*** Opening of DATA FOR THIS EXERCISE ***

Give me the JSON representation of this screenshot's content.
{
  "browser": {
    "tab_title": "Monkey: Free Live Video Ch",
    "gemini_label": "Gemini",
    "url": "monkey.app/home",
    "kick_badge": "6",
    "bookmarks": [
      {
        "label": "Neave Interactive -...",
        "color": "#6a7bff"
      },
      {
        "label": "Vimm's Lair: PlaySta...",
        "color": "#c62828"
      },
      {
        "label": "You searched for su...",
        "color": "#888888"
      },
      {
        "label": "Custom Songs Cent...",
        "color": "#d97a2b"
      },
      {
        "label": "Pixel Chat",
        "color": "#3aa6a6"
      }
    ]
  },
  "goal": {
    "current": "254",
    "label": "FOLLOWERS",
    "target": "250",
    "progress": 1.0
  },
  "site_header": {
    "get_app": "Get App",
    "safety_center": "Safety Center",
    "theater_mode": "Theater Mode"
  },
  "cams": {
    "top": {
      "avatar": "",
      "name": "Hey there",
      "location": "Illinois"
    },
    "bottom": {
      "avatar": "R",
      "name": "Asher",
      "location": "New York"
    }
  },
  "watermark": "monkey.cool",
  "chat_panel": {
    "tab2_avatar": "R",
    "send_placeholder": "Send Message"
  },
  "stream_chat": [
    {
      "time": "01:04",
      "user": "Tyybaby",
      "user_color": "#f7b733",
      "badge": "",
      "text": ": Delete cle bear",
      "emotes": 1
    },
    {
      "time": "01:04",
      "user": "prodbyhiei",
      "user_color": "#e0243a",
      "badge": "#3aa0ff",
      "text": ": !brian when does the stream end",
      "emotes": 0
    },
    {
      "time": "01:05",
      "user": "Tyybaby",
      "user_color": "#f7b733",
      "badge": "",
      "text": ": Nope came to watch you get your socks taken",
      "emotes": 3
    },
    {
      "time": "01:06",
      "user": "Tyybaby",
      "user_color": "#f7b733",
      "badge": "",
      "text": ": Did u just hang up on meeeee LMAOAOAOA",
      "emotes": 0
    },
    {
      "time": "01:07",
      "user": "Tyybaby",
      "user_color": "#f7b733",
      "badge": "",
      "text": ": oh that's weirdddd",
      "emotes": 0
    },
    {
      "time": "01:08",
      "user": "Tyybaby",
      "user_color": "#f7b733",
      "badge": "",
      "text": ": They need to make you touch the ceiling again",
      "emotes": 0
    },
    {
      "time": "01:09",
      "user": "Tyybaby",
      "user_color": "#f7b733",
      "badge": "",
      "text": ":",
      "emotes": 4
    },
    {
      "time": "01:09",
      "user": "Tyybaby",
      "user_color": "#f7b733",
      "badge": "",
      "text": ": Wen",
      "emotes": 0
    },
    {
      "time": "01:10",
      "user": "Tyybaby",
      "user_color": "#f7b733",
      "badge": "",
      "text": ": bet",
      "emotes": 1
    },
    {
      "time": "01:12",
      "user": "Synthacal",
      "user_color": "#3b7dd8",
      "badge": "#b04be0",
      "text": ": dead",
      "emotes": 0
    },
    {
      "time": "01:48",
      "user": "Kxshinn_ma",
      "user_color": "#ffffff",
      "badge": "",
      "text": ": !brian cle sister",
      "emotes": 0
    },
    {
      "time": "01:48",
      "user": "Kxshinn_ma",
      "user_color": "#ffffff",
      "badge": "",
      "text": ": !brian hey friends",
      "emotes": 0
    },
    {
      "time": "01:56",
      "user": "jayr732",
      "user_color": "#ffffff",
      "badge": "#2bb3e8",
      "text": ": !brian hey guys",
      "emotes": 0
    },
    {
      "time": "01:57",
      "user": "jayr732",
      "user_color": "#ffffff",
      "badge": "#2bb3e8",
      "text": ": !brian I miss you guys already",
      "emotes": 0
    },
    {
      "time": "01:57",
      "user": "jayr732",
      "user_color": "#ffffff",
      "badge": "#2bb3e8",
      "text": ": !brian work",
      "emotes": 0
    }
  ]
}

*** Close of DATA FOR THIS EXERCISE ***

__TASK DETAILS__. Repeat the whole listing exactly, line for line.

__RESULT__.
Give me the JSON representation of this screenshot's content.
{
  "browser": {
    "tab_title": "Monkey: Free Live Video Ch",
    "gemini_label": "Gemini",
    "url": "monkey.app/home",
    "kick_badge": "6",
    "bookmarks": [
      {
        "label": "Neave Interactive -...",
        "color": "#6a7bff"
      },
      {
        "label": "Vimm's Lair: PlaySta...",
        "color": "#c62828"
      },
      {
        "label": "You searched for su...",
        "color": "#888888"
      },
      {
        "label": "Custom Songs Cent...",
        "color": "#d97a2b"
      },
      {
        "label": "Pixel Chat",
        "color": "#3aa6a6"
      }
    ]
  },
  "goal": {
    "current": "254",
    "label": "FOLLOWERS",
    "target": "250",
    "progress": 1.0
  },
  "site_header": {
    "get_app": "Get App",
    "safety_center": "Safety Center",
    "theater_mode": "Theater Mode"
  },
  "cams": {
    "top": {
      "avatar": "",
      "name": "Hey there",
      "location": "Illinois"
    },
    "bottom": {
      "avatar": "R",
      "name": "Asher",
      "location": "New York"
    }
  },
  "watermark": "monkey.cool",
  "chat_panel": {
    "tab2_avatar": "R",
    "send_placeholder": "Send Message"
  },
  "stream_chat": [
    {
      "time": "01:04",
      "user": "Tyybaby",
      "user_color": "#f7b733",
      "badge": "",
      "text": ": Delete cle bear",
      "emotes": 1
    },
    {
      "time": "01:04",
      "user": "prodbyhiei",
      "user_color": "#e0243a",
      "badge": "#3aa0ff",
      "text": ": !brian when does the stream end",
      "emotes": 0
    },
    {
      "time": "01:05",
      "user": "Tyybaby",
      "user_color": "#f7b733",
      "badge": "",
      "text": ": Nope came to watch you get your socks taken",
      "emotes": 3
    },
    {
      "time": "01:06",
      "user": "Tyybaby",
      "user_color": "#f7b733",
      "badge": "",
      "text": ": Did u just hang up on meeeee LMAOAOAOA",
      "emotes": 0
    },
    {
      "time": "01:07",
      "user": "Tyybaby",
      "user_color": "#f7b733",
      "badge": "",
      "text": ": oh that's weirdddd",
      "emotes": 0
    },
    {
      "time": "01:08",
      "user": "Tyybaby",
      "user_color": "#f7b733",
      "badge": "",
      "text": ": They need to make you touch the ceiling again",
      "emotes": 0
    },
    {
      "time": "01:09",
      "user": "Tyybaby",
      "user_color": "#f7b733",
      "badge": "",
      "text": ":",
      "emotes": 4
    },
    {
      "time": "01:09",
      "user": "Tyybaby",
      "user_color": "#f7b733",
      "badge": "",
      "text": ": Wen",
      "emotes": 0
    },
    {
      "time": "01:10",
      "user": "Tyybaby",
      "user_color": "#f7b733",
      "badge": "",
      "text": ": bet",
      "emotes": 1
    },
    {
      "time": "01:12",
      "user": "Synthacal",
      "user_color": "#3b7dd8",
      "badge": "#b04be0",
      "text": ": dead",
      "emotes": 0
    },
    {
      "time": "01:48",
      "user": "Kxshinn_ma",
      "user_color": "#ffffff",
      "badge": "",
      "text": ": !brian cle sister",
      "emotes": 0
    },
    {
      "time": "01:48",
      "user": "Kxshinn_ma",
      "user_color": "#ffffff",
      "badge": "",
      "text": ": !brian hey friends",
      "emotes": 0
    },
    {
      "time": "01:56",
      "user": "jayr732",
      "user_color": "#ffffff",
      "badge": "#2bb3e8",
      "text": ": !brian hey guys",
      "emotes": 0
    },
    {
      "time": "01:57",
      "user": "jayr732",
      "user_color": "#ffffff",
      "badge": "#2bb3e8",
      "text": ": !brian I miss you guys already",
      "emotes": 0
    },
    {
      "time": "01:57",
      "user": "jayr732",
      "user_color": "#ffffff",
      "badge": "#2bb3e8",
      "text": ": !brian work",
      "emotes": 0
    }
  ]
}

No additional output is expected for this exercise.